• [REQUIREMENT]: Which lines of the data below contain "this"? Please show them all.

┌─ INPUT DATA

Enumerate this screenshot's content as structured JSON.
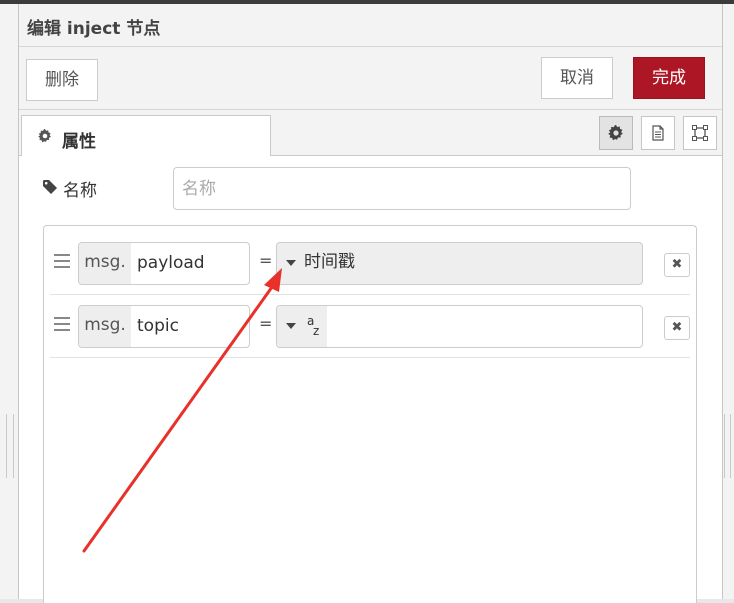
{
  "dialog": {
    "title": "编辑 inject 节点"
  },
  "toolbar": {
    "delete_label": "删除",
    "cancel_label": "取消",
    "done_label": "完成"
  },
  "tabs": {
    "properties_label": "属性",
    "icons": [
      "gear-icon",
      "description-icon",
      "appearance-icon"
    ]
  },
  "name": {
    "label": "名称",
    "placeholder": "名称",
    "value": ""
  },
  "rows": [
    {
      "prefix": "msg.",
      "field": "payload",
      "operator": "=",
      "type_label": "时间戳"
    },
    {
      "prefix": "msg.",
      "field": "topic",
      "operator": "=",
      "type_a": "a",
      "type_z": "z",
      "value": ""
    }
  ],
  "colors": {
    "primary": "#ad1625",
    "annotation": "#e8312a"
  }
}
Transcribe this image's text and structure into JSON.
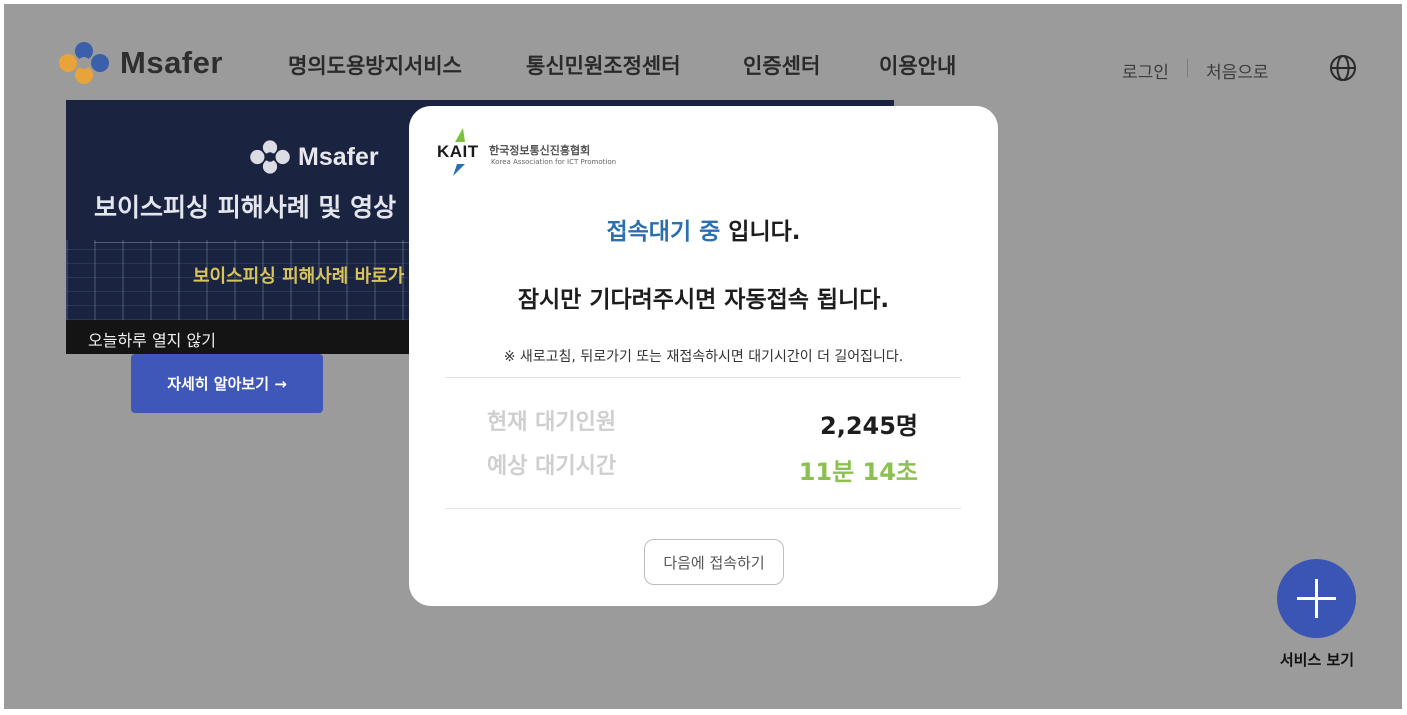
{
  "header": {
    "logo_text": "Msafer",
    "nav": [
      "명의도용방지서비스",
      "통신민원조정센터",
      "인증센터",
      "이용안내"
    ],
    "login": "로그인",
    "home": "처음으로",
    "globe_icon": "globe-icon"
  },
  "banner": {
    "logo_text": "Msafer",
    "title": "보이스피싱 피해사례 및 영상",
    "subtitle": "보이스피싱 피해사례 바로가",
    "close_today": "오늘하루 열지 않기",
    "more_button": "자세히 알아보기 →"
  },
  "fab": {
    "label": "서비스 보기",
    "icon": "plus-icon"
  },
  "modal": {
    "org_abbr": "KAIT",
    "org_name_kr": "한국정보통신진흥협회",
    "org_name_en": "Korea Association for ICT Promotion",
    "title_highlight": "접속대기 중",
    "title_rest": " 입니다.",
    "subtitle": "잠시만 기다려주시면 자동접속 됩니다.",
    "note": "※ 새로고침, 뒤로가기 또는 재접속하시면 대기시간이 더 길어집니다.",
    "queue_label": "현재 대기인원",
    "queue_value": "2,245명",
    "wait_label": "예상 대기시간",
    "wait_value": "11분 14초",
    "later_button": "다음에 접속하기",
    "colors": {
      "highlight": "#2c6fb1",
      "wait_time": "#8cc152"
    }
  }
}
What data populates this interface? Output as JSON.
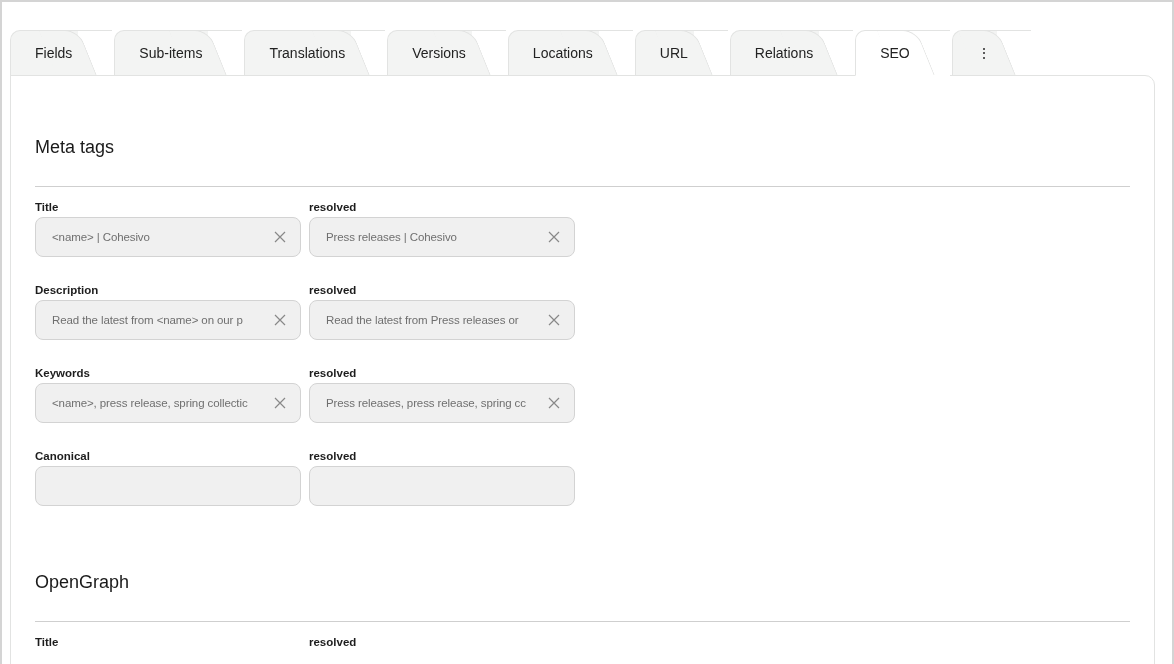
{
  "tabs": [
    {
      "label": "Fields",
      "selected": false
    },
    {
      "label": "Sub-items",
      "selected": false
    },
    {
      "label": "Translations",
      "selected": false
    },
    {
      "label": "Versions",
      "selected": false
    },
    {
      "label": "Locations",
      "selected": false
    },
    {
      "label": "URL",
      "selected": false
    },
    {
      "label": "Relations",
      "selected": false
    },
    {
      "label": "SEO",
      "selected": true
    },
    {
      "label": "⋮",
      "selected": false
    }
  ],
  "sections": [
    {
      "title": "Meta tags",
      "rows": [
        {
          "fields": [
            {
              "label": "Title",
              "input": {
                "value": "<name> | Cohesivo",
                "clearable": true
              }
            },
            {
              "label": "resolved",
              "input": {
                "value": "Press releases | Cohesivo",
                "clearable": true
              }
            }
          ]
        },
        {
          "fields": [
            {
              "label": "Description",
              "input": {
                "value": "Read the latest from <name> on our p",
                "clearable": true
              }
            },
            {
              "label": "resolved",
              "input": {
                "value": "Read the latest from Press releases or",
                "clearable": true
              }
            }
          ]
        },
        {
          "fields": [
            {
              "label": "Keywords",
              "input": {
                "value": "<name>, press release, spring collectic",
                "clearable": true
              }
            },
            {
              "label": "resolved",
              "input": {
                "value": "Press releases, press release, spring cc",
                "clearable": true
              }
            }
          ]
        },
        {
          "fields": [
            {
              "label": "Canonical",
              "input": {
                "clearable": false
              }
            },
            {
              "label": "resolved",
              "input": {
                "clearable": false
              }
            }
          ]
        }
      ]
    },
    {
      "title": "OpenGraph",
      "rows": [
        {
          "fields": [
            {
              "label": "Title"
            },
            {
              "label": "resolved"
            }
          ]
        }
      ]
    }
  ]
}
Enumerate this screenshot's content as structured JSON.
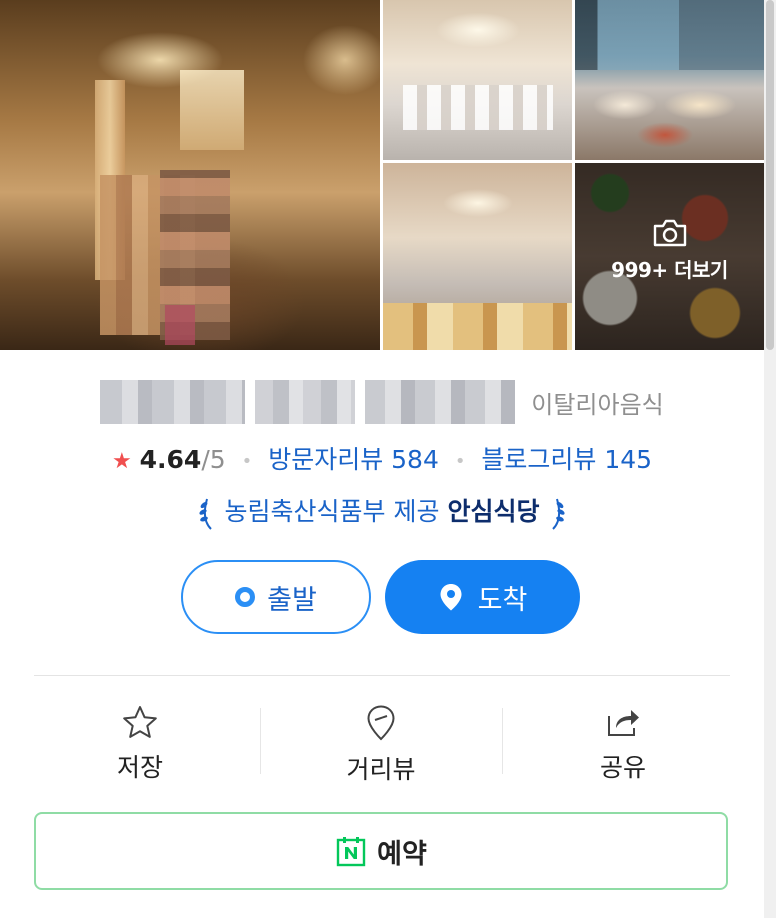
{
  "photos": {
    "more_label": "999+ 더보기"
  },
  "place": {
    "category": "이탈리아음식",
    "rating": "4.64",
    "rating_max": "/5",
    "visitor_reviews": "방문자리뷰 584",
    "blog_reviews": "블로그리뷰 145",
    "badge_prefix": "농림축산식품부 제공",
    "badge_strong": "안심식당"
  },
  "navigation": {
    "depart_label": "출발",
    "arrive_label": "도착"
  },
  "actions": [
    {
      "label": "저장",
      "icon": "star-outline-icon"
    },
    {
      "label": "거리뷰",
      "icon": "map-pin-outline-icon"
    },
    {
      "label": "공유",
      "icon": "share-icon"
    }
  ],
  "reservation": {
    "label": "예약",
    "icon": "naver-booking-icon"
  },
  "colors": {
    "primary": "#1581f2",
    "link": "#1a63c8",
    "star": "#f04f4f",
    "reserve_border": "#8fdca5",
    "naver_green": "#03c75a"
  }
}
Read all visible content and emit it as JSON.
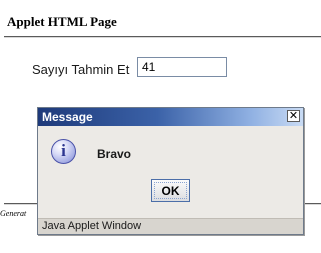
{
  "page": {
    "title": "Applet HTML Page",
    "generated_text": "Generat"
  },
  "applet": {
    "guess_label": "Sayıyı Tahmin Et",
    "guess_value": "41"
  },
  "dialog": {
    "title": "Message",
    "close_symbol": "✕",
    "icon_symbol": "i",
    "message": "Bravo",
    "ok_label": "OK",
    "status_text": "Java Applet Window",
    "icon": "info-icon",
    "colors": {
      "titlebar_start": "#1e3a7a",
      "titlebar_end": "#c9dbf4",
      "background": "#eceae6"
    }
  }
}
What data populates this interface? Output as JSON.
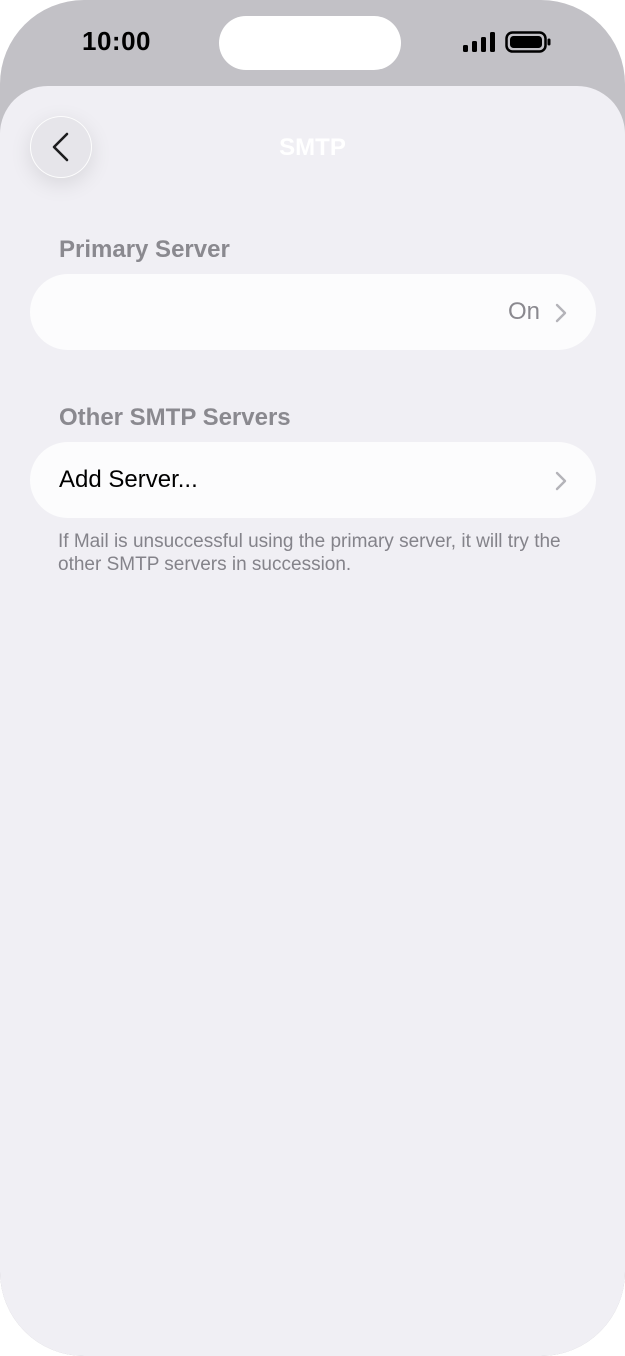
{
  "status_bar": {
    "time": "10:00",
    "signal_icon": "cellular-signal-icon",
    "battery_icon": "battery-full-icon"
  },
  "nav": {
    "back_icon": "chevron-left-icon",
    "title": "SMTP"
  },
  "primary_section": {
    "header": "Primary Server",
    "row": {
      "label": "",
      "value": "On",
      "icon": "chevron-right-icon"
    }
  },
  "other_section": {
    "header": "Other SMTP Servers",
    "row": {
      "label": "Add Server...",
      "icon": "chevron-right-icon"
    },
    "footer": "If Mail is unsuccessful using the primary server, it will try the other SMTP servers in succession."
  },
  "colors": {
    "background": "#f0eff4",
    "cell": "#fcfcfd",
    "secondary_text": "#8a898f",
    "bezel": "#c2c1c6"
  }
}
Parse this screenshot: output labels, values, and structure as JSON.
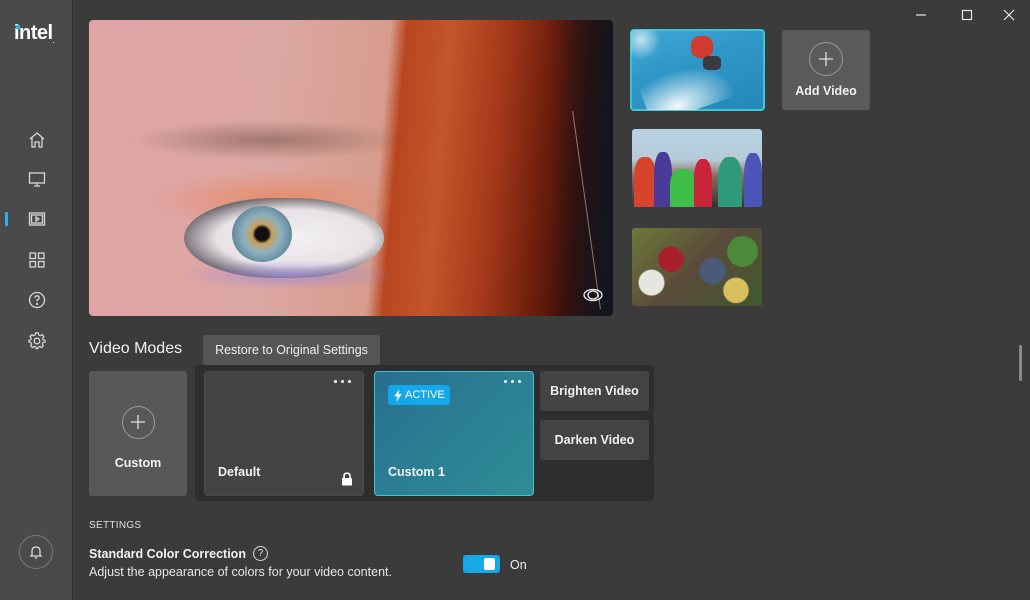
{
  "app": {
    "logo_text": "intel",
    "logo_mark": "."
  },
  "window_controls": {
    "minimize": "minimize-icon",
    "maximize": "maximize-icon",
    "close": "close-icon"
  },
  "sidebar": {
    "items": [
      {
        "id": "home",
        "icon": "home-icon",
        "active": false
      },
      {
        "id": "display",
        "icon": "monitor-icon",
        "active": false
      },
      {
        "id": "video",
        "icon": "video-icon",
        "active": true
      },
      {
        "id": "apps",
        "icon": "grid-icon",
        "active": false
      },
      {
        "id": "help",
        "icon": "help-icon",
        "active": false
      },
      {
        "id": "settings",
        "icon": "gear-icon",
        "active": false
      }
    ],
    "notifications_icon": "bell-icon",
    "accent_color": "#2bb4e5"
  },
  "preview": {
    "description": "Close-up eye with red hair video preview",
    "compare_icon": "eye-icon"
  },
  "thumbnails": [
    {
      "subject": "Snowboarder jump",
      "selected": true
    },
    {
      "subject": "Group of people smiling",
      "selected": false
    },
    {
      "subject": "Market vegetables",
      "selected": false
    }
  ],
  "add_video": {
    "label": "Add Video"
  },
  "video_modes": {
    "title": "Video Modes",
    "restore_label": "Restore to Original Settings",
    "custom_add_label": "Custom",
    "modes": [
      {
        "name": "Default",
        "locked": true,
        "active": false
      },
      {
        "name": "Custom 1",
        "locked": false,
        "active": true,
        "badge": "ACTIVE"
      }
    ],
    "presets": [
      "Brighten Video",
      "Darken Video"
    ]
  },
  "settings": {
    "section_label": "SETTINGS",
    "items": [
      {
        "title": "Standard Color Correction",
        "description": "Adjust the appearance of colors for your video content.",
        "help": "?",
        "toggle_on": true,
        "toggle_label": "On"
      }
    ]
  },
  "colors": {
    "accent": "#14a8ea",
    "active_border": "#3cc6d8",
    "background": "#3b3b3b",
    "sidebar": "#4a4a4a"
  }
}
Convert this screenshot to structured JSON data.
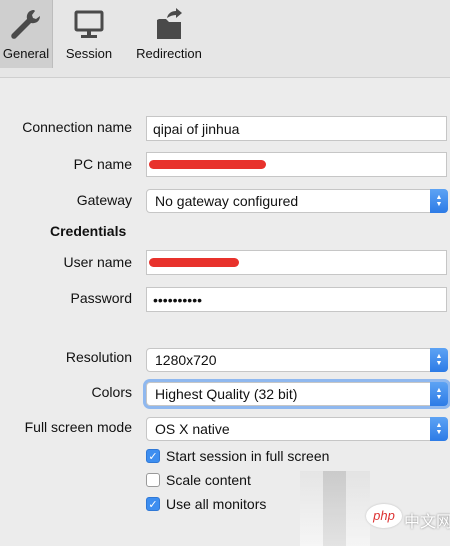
{
  "toolbar": {
    "tabs": [
      {
        "label": "General",
        "icon": "wrench-icon"
      },
      {
        "label": "Session",
        "icon": "monitor-icon"
      },
      {
        "label": "Redirection",
        "icon": "folder-share-icon"
      }
    ],
    "selected": "General"
  },
  "form": {
    "connection_name": {
      "label": "Connection name",
      "value": "qipai of jinhua"
    },
    "pc_name": {
      "label": "PC name"
    },
    "gateway": {
      "label": "Gateway",
      "value": "No gateway configured"
    },
    "credentials_title": "Credentials",
    "user_name": {
      "label": "User name"
    },
    "password": {
      "label": "Password",
      "value": "••••••••••"
    },
    "resolution": {
      "label": "Resolution",
      "value": "1280x720"
    },
    "colors": {
      "label": "Colors",
      "value": "Highest Quality (32 bit)"
    },
    "full_screen_mode": {
      "label": "Full screen mode",
      "value": "OS X native"
    },
    "checkboxes": [
      {
        "label": "Start session in full screen",
        "checked": true
      },
      {
        "label": "Scale content",
        "checked": false
      },
      {
        "label": "Use all monitors",
        "checked": true
      }
    ]
  },
  "watermark": {
    "logo": "php",
    "text": "中文网"
  },
  "colors": {
    "accent": "#3d8ef0",
    "redaction": "#e8322c"
  }
}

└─

• [WRITTEN RESPONSE]:
Enumerate this screenshot's content as structured JSON.
Transcribe this image's text and structure into JSON.
What data populates this interface? Output as JSON.
Enumerate this screenshot's content as structured JSON.
What data populates this interface? Output as JSON.
Parse this screenshot: output labels, values, and structure as JSON.
Convert this screenshot to structured JSON data.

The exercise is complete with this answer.